(Entries from a dataset of interfaces)

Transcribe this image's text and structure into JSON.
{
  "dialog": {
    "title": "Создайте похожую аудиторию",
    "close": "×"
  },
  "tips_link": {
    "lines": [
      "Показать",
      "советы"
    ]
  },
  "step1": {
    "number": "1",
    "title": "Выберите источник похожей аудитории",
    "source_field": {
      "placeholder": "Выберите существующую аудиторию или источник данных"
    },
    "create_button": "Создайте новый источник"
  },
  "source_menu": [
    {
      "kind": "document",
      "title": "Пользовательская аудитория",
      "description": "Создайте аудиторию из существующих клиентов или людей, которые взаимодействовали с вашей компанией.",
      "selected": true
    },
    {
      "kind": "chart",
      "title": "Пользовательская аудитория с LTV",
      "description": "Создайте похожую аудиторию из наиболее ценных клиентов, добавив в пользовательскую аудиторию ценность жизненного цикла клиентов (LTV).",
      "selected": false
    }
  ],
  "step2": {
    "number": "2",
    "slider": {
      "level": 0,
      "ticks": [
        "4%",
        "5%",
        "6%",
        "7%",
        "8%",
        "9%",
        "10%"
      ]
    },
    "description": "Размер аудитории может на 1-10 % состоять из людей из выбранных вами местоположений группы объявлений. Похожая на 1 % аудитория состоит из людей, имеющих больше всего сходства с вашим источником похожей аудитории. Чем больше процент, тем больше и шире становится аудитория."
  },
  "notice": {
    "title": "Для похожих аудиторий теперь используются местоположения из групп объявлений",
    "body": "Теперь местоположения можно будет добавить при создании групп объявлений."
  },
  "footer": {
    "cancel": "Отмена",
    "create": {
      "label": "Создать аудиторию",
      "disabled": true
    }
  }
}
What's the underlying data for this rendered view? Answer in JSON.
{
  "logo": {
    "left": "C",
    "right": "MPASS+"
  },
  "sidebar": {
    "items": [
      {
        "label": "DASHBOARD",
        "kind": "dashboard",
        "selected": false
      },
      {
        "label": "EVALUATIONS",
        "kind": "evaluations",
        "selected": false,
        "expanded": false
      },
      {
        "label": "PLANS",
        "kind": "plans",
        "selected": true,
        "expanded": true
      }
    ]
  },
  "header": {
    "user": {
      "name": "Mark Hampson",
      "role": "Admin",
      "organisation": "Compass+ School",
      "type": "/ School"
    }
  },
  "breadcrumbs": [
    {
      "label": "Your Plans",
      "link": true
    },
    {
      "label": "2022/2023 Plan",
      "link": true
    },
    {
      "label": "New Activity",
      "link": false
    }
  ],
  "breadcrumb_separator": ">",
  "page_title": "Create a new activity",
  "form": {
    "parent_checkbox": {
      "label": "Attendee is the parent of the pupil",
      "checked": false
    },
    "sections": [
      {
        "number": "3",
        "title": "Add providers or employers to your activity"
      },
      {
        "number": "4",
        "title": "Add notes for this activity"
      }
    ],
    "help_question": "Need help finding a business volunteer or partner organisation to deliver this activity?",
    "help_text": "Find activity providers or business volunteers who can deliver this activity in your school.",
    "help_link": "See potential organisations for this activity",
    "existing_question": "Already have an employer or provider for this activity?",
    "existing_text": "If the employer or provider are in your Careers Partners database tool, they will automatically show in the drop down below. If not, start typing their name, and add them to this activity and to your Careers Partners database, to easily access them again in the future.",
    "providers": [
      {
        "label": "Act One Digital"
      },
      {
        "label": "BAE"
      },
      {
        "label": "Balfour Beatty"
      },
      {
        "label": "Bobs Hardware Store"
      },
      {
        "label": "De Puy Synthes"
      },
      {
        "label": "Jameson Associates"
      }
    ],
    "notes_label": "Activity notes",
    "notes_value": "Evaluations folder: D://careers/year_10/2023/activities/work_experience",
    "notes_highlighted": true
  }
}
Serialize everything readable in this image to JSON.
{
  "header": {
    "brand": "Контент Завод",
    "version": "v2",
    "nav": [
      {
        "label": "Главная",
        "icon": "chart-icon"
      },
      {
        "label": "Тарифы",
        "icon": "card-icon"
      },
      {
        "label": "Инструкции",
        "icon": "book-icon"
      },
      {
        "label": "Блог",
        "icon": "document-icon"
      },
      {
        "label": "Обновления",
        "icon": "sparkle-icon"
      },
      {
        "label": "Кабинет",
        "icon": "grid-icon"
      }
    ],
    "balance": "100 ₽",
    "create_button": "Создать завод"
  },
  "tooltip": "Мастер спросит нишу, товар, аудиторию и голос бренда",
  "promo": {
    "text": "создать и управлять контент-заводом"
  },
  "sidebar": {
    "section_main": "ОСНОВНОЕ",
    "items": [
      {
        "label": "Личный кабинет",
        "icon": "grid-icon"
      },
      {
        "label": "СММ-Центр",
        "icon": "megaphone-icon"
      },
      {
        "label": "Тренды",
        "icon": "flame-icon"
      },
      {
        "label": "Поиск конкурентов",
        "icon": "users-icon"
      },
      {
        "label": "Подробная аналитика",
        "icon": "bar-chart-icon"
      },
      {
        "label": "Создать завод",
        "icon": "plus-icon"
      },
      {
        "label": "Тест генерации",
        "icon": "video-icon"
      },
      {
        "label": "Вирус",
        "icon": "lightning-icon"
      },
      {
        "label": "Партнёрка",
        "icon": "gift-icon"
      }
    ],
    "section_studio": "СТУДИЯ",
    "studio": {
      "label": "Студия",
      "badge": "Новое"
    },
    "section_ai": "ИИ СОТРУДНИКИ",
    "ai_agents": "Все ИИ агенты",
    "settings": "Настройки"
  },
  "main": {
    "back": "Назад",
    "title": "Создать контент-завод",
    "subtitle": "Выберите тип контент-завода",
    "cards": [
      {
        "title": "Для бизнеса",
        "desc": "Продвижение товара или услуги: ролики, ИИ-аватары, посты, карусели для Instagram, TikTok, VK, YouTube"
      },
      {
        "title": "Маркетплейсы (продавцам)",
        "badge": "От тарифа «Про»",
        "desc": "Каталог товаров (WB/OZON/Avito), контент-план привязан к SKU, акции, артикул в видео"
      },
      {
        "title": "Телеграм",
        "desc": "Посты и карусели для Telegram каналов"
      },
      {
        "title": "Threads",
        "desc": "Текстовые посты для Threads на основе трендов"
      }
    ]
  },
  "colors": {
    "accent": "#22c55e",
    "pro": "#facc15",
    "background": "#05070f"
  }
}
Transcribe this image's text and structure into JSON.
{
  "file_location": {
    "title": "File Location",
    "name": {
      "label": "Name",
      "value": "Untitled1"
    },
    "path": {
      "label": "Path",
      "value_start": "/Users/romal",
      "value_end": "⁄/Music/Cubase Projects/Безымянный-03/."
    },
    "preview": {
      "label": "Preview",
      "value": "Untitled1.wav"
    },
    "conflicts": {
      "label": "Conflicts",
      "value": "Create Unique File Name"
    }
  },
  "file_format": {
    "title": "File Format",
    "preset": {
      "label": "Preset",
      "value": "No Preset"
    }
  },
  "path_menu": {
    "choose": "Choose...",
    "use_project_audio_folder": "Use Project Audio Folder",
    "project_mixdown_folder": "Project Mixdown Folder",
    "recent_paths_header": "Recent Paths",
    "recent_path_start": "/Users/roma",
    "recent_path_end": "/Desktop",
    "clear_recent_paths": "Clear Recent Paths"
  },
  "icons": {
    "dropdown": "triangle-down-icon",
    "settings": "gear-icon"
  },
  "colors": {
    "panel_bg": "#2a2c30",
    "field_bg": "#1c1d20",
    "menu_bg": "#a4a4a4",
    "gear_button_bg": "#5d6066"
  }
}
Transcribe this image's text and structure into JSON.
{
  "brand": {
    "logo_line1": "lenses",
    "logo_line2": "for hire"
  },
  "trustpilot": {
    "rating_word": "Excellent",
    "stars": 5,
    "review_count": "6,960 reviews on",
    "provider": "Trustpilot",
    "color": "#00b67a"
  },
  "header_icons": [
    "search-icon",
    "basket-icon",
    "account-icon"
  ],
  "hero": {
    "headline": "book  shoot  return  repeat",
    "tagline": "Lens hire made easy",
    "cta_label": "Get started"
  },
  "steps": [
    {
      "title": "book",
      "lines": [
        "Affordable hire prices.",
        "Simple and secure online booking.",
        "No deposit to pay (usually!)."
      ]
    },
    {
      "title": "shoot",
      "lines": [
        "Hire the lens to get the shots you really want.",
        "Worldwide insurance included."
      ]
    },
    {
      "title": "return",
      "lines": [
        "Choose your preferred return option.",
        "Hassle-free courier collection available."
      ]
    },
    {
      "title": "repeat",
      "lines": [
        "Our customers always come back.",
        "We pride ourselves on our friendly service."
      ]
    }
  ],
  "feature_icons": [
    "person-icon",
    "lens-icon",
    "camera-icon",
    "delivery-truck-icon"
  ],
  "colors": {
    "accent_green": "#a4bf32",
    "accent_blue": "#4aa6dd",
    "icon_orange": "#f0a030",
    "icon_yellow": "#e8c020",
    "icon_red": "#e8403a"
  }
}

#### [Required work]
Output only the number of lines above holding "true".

#### [Answer for the task]
7